**PROBLEM DETAILS**
What is needed is a word-for-word restatement of all the entries.

(Component data from apps and pages)
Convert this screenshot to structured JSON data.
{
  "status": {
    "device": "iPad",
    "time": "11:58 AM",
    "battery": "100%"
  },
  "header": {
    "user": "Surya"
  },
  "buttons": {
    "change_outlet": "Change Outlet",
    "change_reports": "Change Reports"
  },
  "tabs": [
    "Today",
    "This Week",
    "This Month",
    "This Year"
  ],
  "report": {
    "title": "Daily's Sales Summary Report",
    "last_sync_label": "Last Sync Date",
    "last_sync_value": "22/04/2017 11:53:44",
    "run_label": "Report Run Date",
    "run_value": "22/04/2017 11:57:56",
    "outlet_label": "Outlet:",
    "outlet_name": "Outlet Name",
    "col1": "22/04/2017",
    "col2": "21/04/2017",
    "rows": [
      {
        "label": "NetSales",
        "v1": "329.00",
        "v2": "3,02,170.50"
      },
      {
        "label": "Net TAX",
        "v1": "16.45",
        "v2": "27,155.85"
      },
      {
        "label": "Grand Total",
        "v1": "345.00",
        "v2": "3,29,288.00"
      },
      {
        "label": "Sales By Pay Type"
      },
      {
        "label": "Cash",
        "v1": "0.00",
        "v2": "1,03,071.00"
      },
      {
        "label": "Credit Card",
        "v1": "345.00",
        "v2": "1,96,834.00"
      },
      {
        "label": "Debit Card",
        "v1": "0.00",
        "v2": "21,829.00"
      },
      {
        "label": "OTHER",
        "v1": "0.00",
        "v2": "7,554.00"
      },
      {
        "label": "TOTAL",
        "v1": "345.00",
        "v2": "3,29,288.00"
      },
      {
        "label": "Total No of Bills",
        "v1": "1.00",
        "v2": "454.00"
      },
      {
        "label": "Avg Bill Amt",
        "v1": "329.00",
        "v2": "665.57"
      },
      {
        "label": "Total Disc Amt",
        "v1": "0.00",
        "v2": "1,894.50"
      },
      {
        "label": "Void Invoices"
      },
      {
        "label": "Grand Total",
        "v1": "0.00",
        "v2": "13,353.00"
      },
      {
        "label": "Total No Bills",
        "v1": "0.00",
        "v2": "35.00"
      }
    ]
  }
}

**WRITTEN ANSWER**
Convert this screenshot to structured JSON data.
{
  "status": {
    "device": "iPad",
    "time": "11:58 AM",
    "battery": "100%"
  },
  "header": {
    "user": "Surya"
  },
  "buttons": {
    "change_outlet": "Change Outlet",
    "change_reports": "Change Reports"
  },
  "tabs": [
    "Today",
    "This Week",
    "This Month",
    "This Year"
  ],
  "report": {
    "title": "Daily's Sales Summary Report",
    "last_sync_label": "Last Sync Date",
    "last_sync_value": "22/04/2017 11:53:44",
    "run_label": "Report Run Date",
    "run_value": "22/04/2017 11:57:56",
    "outlet_label": "Outlet:",
    "outlet_name": "Outlet Name",
    "col1": "22/04/2017",
    "col2": "21/04/2017",
    "rows": [
      {
        "label": "NetSales",
        "v1": "329.00",
        "v2": "3,02,170.50"
      },
      {
        "label": "Net TAX",
        "v1": "16.45",
        "v2": "27,155.85"
      },
      {
        "label": "Grand Total",
        "v1": "345.00",
        "v2": "3,29,288.00"
      },
      {
        "label": "Sales By Pay Type"
      },
      {
        "label": "Cash",
        "v1": "0.00",
        "v2": "1,03,071.00"
      },
      {
        "label": "Credit Card",
        "v1": "345.00",
        "v2": "1,96,834.00"
      },
      {
        "label": "Debit Card",
        "v1": "0.00",
        "v2": "21,829.00"
      },
      {
        "label": "OTHER",
        "v1": "0.00",
        "v2": "7,554.00"
      },
      {
        "label": "TOTAL",
        "v1": "345.00",
        "v2": "3,29,288.00"
      },
      {
        "label": "Total No of Bills",
        "v1": "1.00",
        "v2": "454.00"
      },
      {
        "label": "Avg Bill Amt",
        "v1": "329.00",
        "v2": "665.57"
      },
      {
        "label": "Total Disc Amt",
        "v1": "0.00",
        "v2": "1,894.50"
      },
      {
        "label": "Void Invoices"
      },
      {
        "label": "Grand Total",
        "v1": "0.00",
        "v2": "13,353.00"
      },
      {
        "label": "Total No Bills",
        "v1": "0.00",
        "v2": "35.00"
      }
    ]
  }
}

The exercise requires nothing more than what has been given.